More than 35,000 Australian passports go missing each year, according to figures that have been released by the Department of Foreign Affairs and Trade since Malaysia Airlines flight MH370 disappeared on Saturday.
Worldwide security fears have been raised because two passengers on the flight were travelling with stolen Italian and Austrian passports.
In 2012-13, 37,720 Australian passports were reported lost or stolen, but this is only 0.3 per cent of the 12 million on issue.
In 2011-12, 38,062 went missing and in 2010-11 it was 36,161.
About 75 per cent are reported lost or stolen in Australia. Many of the others go missing in key tourist destinations such as Paris, Madrid, Rome, London, Los Angeles and Bangkok, DFAT says.
There have been reports of bar girls in Thailand stealing passports from customers for a commission and instances of backpackers selling their passports to get some extra cash.
Australian passports that are lost or stolen are cancelled immediately and reported by DFAT to Interpol daily for inclusion on the intelligence agency's database.
Interpol has reported that only the US, UK and the United Arab Emirates systematically check passports against its stolen list.
Last year passengers were able to board planes more than a billion times without having their passports screened against the database with 40 million entries.
The US searches this database annually more 250 million times; the UK more than 120 million times and the UAE more than 50 million times.
In Australia, it is not just the thieves who face penalties, but also the passport holders who have lost them.
The Australian Passports Act 2005 introduced a range of fees and sanctions for people who lose them, even if they are stolen.
The sanctions were introduced ''to encourage passport holders to better protect them'', a DFAT spokesperson said.
In addition to normal application fee of $244, a ''fine'' of $108 is charged for one lost or stolen passport in five years; $244 for two lost or stolen in five years; and $487 for three or more in five years.

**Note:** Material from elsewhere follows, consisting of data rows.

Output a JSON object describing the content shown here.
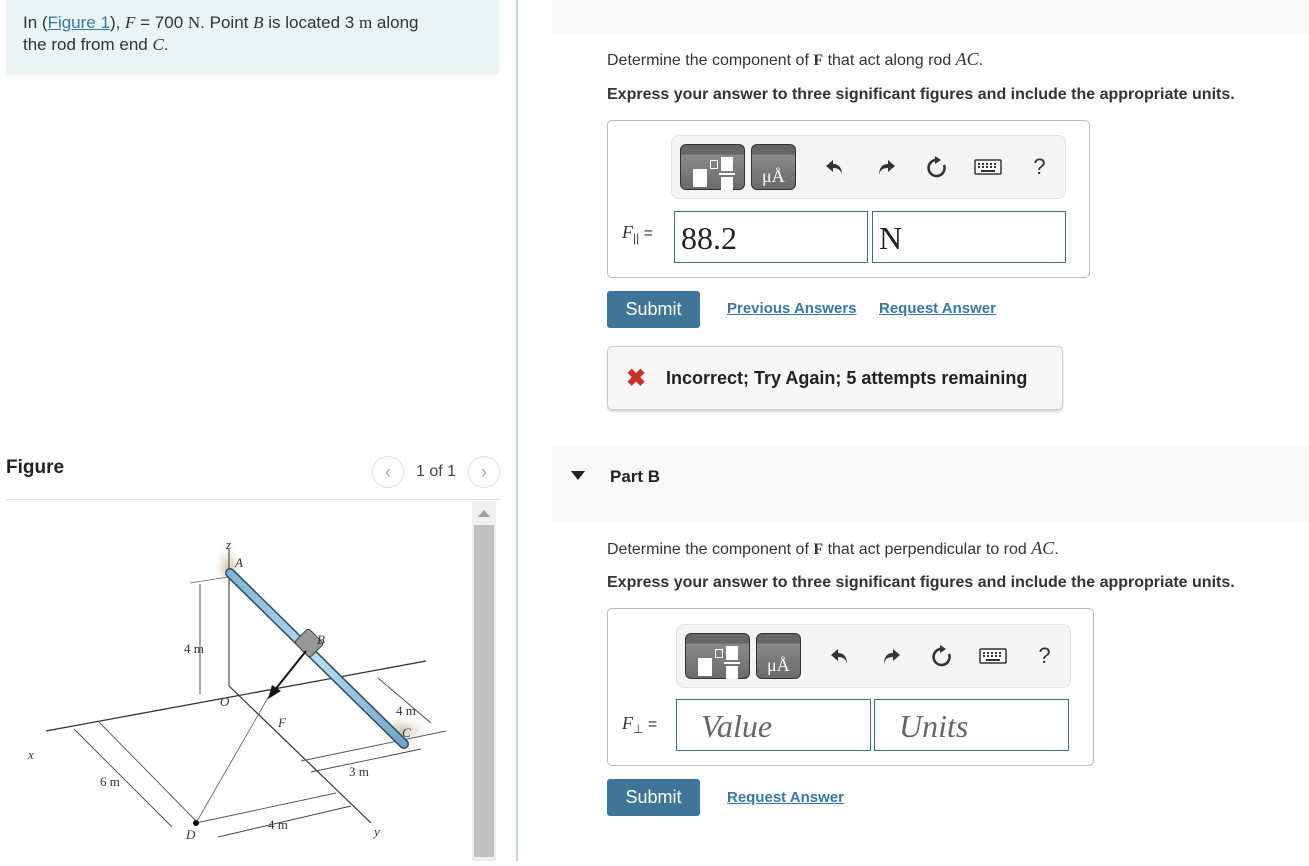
{
  "intro": {
    "prefix": "In (",
    "figure_link": "Figure 1",
    "after_link": "), ",
    "f_symbol": "F",
    "f_eq": " = 700 ",
    "f_unit": "N",
    "mid": ". Point ",
    "b_symbol": "B",
    "located": " is located 3 ",
    "m_unit": "m",
    "along": " along",
    "line2": "the rod from end ",
    "c_symbol": "C",
    "end": "."
  },
  "figure_panel": {
    "title": "Figure",
    "pager_text": "1 of 1",
    "prev_icon": "chevron-left-icon",
    "next_icon": "chevron-right-icon",
    "labels": {
      "z": "z",
      "A": "A",
      "B": "B",
      "C": "C",
      "D": "D",
      "O": "O",
      "F": "F",
      "x": "x",
      "y": "y",
      "dim_4m_vertical": "4 m",
      "dim_4m_right": "4 m",
      "dim_3m": "3 m",
      "dim_6m": "6 m",
      "dim_4m_bottom": "4 m"
    }
  },
  "part_a": {
    "question_prefix": "Determine the component of ",
    "question_vec": "F",
    "question_mid": " that act along rod ",
    "question_rod": "AC",
    "question_end": ".",
    "instruction": "Express your answer to three significant figures and include the appropriate units.",
    "label_symbol": "F",
    "label_sub": "||",
    "label_eq": " =",
    "value": "88.2",
    "units": "N",
    "submit": "Submit",
    "previous_answers": "Previous Answers",
    "request_answer": "Request Answer",
    "feedback": "Incorrect; Try Again; 5 attempts remaining",
    "feedback_icon": "x-mark-icon"
  },
  "part_b": {
    "title": "Part B",
    "question_prefix": "Determine the component of ",
    "question_vec": "F",
    "question_mid": " that act perpendicular to rod ",
    "question_rod": "AC",
    "question_end": ".",
    "instruction": "Express your answer to three significant figures and include the appropriate units.",
    "label_symbol": "F",
    "label_sub": "⊥",
    "label_eq": " =",
    "value_placeholder": "Value",
    "units_placeholder": "Units",
    "submit": "Submit",
    "request_answer": "Request Answer"
  },
  "toolbar": {
    "templates_icon": "templates-icon",
    "units_label": "μÅ",
    "undo_icon": "undo-icon",
    "redo_icon": "redo-icon",
    "reset_icon": "reset-icon",
    "keyboard_icon": "keyboard-icon",
    "help_label": "?"
  },
  "colors": {
    "submit_bg": "#3f7598",
    "link": "#3a77a3",
    "intro_bg": "#e9f4f5",
    "error": "#c9302c",
    "input_border": "#3c6e8e"
  }
}
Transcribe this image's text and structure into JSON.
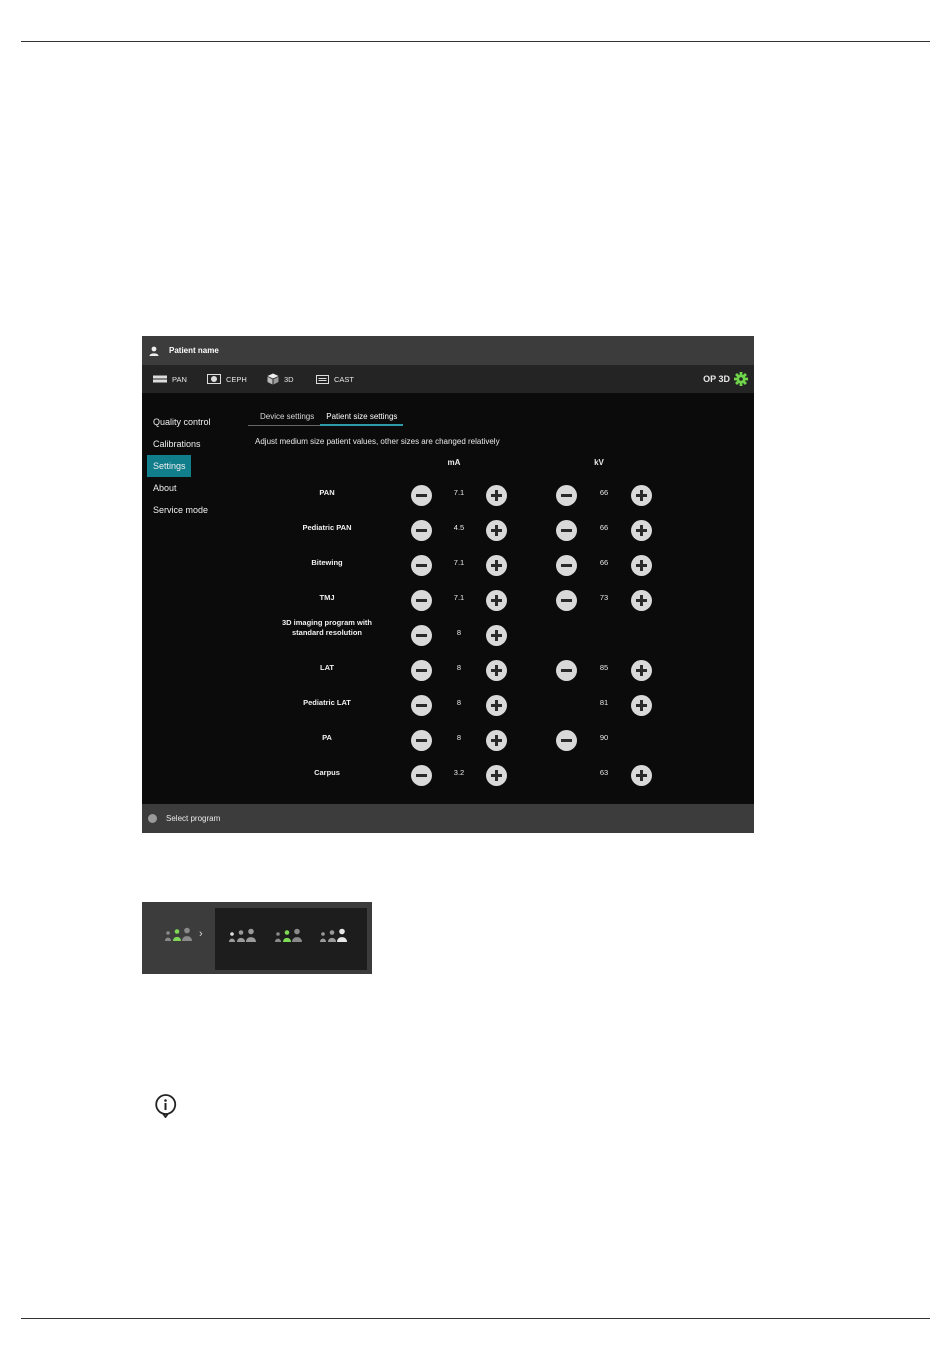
{
  "header": {
    "patient_label": "Patient name"
  },
  "modes": [
    "PAN",
    "CEPH",
    "3D",
    "CAST"
  ],
  "device": {
    "name": "OP 3D"
  },
  "sidebar": {
    "items": [
      "Quality control",
      "Calibrations",
      "Settings",
      "About",
      "Service mode"
    ],
    "active": "Settings"
  },
  "tabs": {
    "items": [
      "Device settings",
      "Patient size settings"
    ],
    "active": "Patient size settings"
  },
  "hint": "Adjust medium size patient values, other sizes are changed relatively",
  "columns": {
    "ma": "mA",
    "kv": "kV"
  },
  "programs": [
    {
      "label": "PAN",
      "ma": "7.1",
      "kv": "66"
    },
    {
      "label": "Pediatric PAN",
      "ma": "4.5",
      "kv": "66"
    },
    {
      "label": "Bitewing",
      "ma": "7.1",
      "kv": "66"
    },
    {
      "label": "TMJ",
      "ma": "7.1",
      "kv": "73"
    },
    {
      "label": "3D imaging program with\nstandard resolution",
      "ma": "8",
      "kv": ""
    },
    {
      "label": "LAT",
      "ma": "8",
      "kv": "85"
    },
    {
      "label": "Pediatric LAT",
      "ma": "8",
      "kv": "81"
    },
    {
      "label": "PA",
      "ma": "8",
      "kv": "90"
    },
    {
      "label": "Carpus",
      "ma": "3.2",
      "kv": "63"
    }
  ],
  "status": {
    "text": "Select program"
  },
  "patient_size_selector": {
    "current": "medium",
    "options": [
      "small",
      "medium",
      "large"
    ],
    "accent_color": "#7ed957"
  },
  "colors": {
    "accent": "#117e8c",
    "device_gear": "#6fd64a"
  }
}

The bearer is also required to attend an interview and to provide extensive and time-consuming details to confirm their identity.
If lost overseas, the holder can be issued with an emergency passport at the closest Australian mission.
Australian ePassports (issued since October 2005) have a secure chip that includes a digital copy of the passport photo. The chip can be read at the border and the digital photo viewed and compared with the photo in the passport.
DFAT says it is not possible to rewrite or alter an Australian ePassport chip.
''The Australian ePassport chip is locked. If someone attempts to alter the information the chip will shut down and become inoperable,'' the spokesman said.
Australia's passport checks
Buying a ticket
No passport details required when buying a ticket for an international flight.
At the airport
The first passport inspection is at the check-in counter. Staff visually check the photo on the passport against the face of the person at the counter, and ensure the name on the passport matches the name on the ticket.
A customs officer makes another visual check of the passenger against their passport photo. All passports are scanned. This should trigger any local police alerts and catch any stolen passports listed on Interpol's international database. Many other countries do not make this check. But the customs check for departures — unlike those for all people entering Australia — do not involve biometric technology, which removes the risk of human error in facial recognition.
All flights to the US and some airlines require another passport or photo-ID check, to ensure it corresponds to the name on the boarding pass.
The only screen of passengers is at check-in: a photo ID, not necessarily a passport, is checked against the person at the counter and the name on the air ticket. There is no photo ID check at the boarding gates.